__WORK ORDER__:
Report every line of the listing below in which the string "true" appears.
───── DATASET CONTENT ─────
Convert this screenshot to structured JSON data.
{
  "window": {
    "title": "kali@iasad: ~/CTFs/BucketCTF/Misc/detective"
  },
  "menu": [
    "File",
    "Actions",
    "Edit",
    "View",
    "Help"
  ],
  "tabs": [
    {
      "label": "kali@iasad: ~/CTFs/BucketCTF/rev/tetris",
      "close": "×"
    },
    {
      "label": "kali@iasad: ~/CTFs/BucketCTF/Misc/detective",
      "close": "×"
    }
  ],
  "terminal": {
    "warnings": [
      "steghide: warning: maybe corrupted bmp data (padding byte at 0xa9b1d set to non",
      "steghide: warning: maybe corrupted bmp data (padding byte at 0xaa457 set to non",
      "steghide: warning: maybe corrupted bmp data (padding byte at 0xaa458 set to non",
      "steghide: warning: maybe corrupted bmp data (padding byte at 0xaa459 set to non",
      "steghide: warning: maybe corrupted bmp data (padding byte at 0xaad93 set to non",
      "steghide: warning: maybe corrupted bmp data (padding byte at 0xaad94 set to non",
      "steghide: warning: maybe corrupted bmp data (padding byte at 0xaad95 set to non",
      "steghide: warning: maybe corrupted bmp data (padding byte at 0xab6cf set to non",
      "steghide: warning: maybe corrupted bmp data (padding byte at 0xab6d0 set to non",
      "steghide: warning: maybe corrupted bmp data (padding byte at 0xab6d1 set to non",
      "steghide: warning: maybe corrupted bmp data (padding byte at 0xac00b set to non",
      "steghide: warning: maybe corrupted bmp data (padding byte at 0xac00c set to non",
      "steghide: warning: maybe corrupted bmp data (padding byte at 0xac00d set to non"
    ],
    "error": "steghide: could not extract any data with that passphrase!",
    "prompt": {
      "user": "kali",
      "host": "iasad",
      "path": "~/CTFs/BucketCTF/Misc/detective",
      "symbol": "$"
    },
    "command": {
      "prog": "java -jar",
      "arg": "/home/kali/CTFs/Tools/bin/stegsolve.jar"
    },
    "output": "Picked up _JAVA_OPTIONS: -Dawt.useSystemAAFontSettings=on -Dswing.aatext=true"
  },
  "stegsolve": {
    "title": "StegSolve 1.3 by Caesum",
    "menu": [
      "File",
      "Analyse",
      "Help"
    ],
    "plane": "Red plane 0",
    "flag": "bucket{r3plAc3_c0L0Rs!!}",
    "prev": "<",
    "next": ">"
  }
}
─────
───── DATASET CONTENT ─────
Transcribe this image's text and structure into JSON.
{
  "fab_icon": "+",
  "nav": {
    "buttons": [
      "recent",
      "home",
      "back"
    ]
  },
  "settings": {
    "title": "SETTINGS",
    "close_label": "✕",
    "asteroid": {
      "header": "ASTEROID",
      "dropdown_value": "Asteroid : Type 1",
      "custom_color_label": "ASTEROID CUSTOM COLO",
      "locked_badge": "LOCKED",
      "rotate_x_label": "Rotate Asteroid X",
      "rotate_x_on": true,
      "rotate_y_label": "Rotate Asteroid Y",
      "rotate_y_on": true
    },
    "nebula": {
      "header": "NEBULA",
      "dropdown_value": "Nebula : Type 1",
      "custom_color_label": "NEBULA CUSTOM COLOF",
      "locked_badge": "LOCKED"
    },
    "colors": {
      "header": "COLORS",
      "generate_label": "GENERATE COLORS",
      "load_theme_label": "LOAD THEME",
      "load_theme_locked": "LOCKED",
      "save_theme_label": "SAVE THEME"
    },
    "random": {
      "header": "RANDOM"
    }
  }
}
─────
__RESPONSE TO THIS EXERCISE__:
    "output": "Picked up _JAVA_OPTIONS: -Dawt.useSystemAAFontSettings=on -Dswing.aatext=true"
      "rotate_x_on": true,
      "rotate_y_on": true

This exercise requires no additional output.